### ABOUT THIS EXERCISE:
Return all lines of the data in which the string "initials" occurs.

━━ PROVIDED INFORMATION

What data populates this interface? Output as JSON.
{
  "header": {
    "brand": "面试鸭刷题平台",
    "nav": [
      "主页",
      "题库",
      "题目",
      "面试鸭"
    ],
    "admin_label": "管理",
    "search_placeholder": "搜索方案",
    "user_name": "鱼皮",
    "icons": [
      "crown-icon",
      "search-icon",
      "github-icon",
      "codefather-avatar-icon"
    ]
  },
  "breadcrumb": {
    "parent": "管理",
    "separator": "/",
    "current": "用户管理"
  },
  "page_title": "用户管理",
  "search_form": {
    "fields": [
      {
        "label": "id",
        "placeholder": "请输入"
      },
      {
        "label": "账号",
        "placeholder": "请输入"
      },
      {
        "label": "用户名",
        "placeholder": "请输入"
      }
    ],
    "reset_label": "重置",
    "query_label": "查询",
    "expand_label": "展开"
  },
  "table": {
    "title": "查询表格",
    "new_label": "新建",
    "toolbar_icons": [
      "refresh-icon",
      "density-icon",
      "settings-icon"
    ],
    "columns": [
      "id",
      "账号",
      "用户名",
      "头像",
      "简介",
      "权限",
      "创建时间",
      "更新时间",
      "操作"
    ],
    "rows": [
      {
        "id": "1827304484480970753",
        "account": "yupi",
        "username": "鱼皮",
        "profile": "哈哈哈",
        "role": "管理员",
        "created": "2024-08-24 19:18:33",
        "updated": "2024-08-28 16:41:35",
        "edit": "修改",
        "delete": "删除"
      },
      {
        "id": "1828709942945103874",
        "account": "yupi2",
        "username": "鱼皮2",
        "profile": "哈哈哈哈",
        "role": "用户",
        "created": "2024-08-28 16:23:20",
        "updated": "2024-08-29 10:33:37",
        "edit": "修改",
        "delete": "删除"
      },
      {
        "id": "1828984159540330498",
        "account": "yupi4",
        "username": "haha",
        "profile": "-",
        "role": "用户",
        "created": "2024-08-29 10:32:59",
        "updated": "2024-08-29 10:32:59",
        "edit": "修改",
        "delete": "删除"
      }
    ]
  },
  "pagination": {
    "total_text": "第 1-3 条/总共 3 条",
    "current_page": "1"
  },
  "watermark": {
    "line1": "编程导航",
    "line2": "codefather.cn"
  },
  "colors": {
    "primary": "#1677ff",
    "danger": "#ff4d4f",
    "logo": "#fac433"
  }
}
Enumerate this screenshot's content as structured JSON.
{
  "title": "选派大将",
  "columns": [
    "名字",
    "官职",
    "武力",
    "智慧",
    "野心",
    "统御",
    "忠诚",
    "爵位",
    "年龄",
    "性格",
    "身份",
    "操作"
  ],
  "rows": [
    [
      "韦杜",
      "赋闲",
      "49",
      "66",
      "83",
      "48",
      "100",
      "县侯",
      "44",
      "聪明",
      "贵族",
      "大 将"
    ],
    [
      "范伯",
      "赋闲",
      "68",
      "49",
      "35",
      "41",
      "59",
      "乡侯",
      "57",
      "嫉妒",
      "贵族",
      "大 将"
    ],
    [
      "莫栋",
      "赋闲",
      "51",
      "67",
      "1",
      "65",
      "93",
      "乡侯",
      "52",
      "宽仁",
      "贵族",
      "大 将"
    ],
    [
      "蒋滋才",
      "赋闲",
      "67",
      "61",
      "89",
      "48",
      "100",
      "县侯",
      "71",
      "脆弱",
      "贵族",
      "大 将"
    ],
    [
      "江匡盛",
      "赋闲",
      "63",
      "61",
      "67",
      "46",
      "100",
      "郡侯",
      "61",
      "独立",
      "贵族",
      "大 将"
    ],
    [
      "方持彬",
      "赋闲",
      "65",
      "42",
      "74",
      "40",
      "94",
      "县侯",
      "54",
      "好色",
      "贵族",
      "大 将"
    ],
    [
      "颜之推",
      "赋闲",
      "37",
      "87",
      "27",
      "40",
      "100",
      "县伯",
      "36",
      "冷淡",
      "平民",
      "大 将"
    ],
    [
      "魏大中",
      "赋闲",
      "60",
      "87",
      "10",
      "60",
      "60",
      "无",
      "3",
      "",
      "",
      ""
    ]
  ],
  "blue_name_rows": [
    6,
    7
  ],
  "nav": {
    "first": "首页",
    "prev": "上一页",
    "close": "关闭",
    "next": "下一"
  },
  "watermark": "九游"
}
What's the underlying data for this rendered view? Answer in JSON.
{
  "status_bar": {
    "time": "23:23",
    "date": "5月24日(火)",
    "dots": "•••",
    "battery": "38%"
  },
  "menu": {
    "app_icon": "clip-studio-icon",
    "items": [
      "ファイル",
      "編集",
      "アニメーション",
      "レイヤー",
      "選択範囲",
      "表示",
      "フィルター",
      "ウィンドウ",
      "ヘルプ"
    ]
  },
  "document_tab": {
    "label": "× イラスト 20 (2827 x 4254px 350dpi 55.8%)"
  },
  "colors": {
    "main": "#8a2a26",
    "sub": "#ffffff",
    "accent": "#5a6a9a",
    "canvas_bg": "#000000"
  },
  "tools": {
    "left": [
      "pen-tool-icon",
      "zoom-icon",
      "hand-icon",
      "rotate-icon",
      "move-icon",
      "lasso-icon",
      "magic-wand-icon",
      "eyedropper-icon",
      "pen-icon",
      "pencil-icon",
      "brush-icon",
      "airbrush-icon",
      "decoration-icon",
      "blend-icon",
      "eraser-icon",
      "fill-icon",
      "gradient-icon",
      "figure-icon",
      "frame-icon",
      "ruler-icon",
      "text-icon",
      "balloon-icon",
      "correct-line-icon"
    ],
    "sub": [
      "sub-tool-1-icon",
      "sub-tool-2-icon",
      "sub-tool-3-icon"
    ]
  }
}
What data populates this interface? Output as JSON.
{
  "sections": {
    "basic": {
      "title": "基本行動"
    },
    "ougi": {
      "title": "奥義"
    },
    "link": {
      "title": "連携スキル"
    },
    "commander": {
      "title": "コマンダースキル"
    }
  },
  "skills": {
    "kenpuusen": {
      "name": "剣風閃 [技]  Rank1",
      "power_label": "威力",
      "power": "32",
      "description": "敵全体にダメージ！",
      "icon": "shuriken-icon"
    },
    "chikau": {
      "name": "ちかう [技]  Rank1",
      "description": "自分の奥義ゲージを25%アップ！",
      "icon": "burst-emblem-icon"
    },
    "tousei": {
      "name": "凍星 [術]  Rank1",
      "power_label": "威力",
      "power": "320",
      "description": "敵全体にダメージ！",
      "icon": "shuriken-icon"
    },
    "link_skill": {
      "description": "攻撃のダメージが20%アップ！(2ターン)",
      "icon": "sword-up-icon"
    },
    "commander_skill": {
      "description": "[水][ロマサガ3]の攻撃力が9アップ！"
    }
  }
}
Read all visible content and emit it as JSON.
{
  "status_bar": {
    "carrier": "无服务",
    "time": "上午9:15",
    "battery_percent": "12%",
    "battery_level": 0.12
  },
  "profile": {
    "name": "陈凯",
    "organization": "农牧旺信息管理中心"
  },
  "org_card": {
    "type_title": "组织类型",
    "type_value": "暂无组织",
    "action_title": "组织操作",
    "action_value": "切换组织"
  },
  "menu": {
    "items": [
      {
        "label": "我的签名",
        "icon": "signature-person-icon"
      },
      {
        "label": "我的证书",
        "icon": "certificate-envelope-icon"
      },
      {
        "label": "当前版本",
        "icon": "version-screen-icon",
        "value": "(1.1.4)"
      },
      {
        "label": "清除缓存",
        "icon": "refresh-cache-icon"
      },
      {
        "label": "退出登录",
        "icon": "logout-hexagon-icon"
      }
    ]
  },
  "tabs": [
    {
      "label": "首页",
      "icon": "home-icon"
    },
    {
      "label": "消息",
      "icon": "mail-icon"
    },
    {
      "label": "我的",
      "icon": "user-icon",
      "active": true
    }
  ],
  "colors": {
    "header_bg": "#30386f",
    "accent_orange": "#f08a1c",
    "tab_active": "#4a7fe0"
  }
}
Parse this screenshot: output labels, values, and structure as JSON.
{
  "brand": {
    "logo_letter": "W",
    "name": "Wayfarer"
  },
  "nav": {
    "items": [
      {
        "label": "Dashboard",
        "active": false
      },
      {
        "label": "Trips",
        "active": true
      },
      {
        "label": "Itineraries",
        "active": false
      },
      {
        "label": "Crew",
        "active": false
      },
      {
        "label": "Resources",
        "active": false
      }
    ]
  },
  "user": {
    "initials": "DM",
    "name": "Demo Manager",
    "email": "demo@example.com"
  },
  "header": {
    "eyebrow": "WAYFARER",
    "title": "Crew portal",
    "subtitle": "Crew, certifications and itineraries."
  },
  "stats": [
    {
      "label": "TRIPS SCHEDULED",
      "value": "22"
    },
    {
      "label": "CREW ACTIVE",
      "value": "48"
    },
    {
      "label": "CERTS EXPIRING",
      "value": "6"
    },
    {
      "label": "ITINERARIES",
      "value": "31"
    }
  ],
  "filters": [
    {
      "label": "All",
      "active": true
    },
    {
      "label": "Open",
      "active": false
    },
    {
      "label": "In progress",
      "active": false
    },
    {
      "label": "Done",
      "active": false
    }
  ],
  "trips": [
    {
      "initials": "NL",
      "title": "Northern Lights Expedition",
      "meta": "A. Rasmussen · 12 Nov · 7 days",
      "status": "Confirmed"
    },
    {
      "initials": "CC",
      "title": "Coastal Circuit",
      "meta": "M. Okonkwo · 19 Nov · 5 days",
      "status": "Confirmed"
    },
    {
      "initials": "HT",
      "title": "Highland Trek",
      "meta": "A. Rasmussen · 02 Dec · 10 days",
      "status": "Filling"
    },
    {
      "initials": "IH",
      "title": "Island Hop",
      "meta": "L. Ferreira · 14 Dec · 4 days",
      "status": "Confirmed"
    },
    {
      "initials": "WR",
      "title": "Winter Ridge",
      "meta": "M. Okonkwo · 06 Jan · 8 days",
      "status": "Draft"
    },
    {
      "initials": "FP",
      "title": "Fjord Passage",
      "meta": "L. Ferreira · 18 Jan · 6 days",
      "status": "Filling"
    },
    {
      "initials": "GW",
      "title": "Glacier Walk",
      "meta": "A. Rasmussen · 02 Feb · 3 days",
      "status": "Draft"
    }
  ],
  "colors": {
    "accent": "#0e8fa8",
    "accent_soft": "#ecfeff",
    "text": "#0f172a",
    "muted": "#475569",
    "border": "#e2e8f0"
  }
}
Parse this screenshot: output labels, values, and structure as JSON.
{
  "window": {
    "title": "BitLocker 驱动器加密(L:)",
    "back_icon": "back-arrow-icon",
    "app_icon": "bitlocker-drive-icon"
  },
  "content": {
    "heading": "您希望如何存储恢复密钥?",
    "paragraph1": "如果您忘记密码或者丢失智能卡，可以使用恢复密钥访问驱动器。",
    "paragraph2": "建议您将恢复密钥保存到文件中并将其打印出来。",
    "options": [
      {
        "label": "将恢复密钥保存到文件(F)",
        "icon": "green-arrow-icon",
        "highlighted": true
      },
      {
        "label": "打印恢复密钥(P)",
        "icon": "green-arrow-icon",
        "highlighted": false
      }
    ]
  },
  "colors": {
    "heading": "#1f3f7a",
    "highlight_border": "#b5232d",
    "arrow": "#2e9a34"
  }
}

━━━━

### RESULT:
    "initials": "DM",
      "initials": "NL",
      "initials": "CC",
      "initials": "HT",
      "initials": "IH",
      "initials": "WR",
      "initials": "FP",
      "initials": "GW",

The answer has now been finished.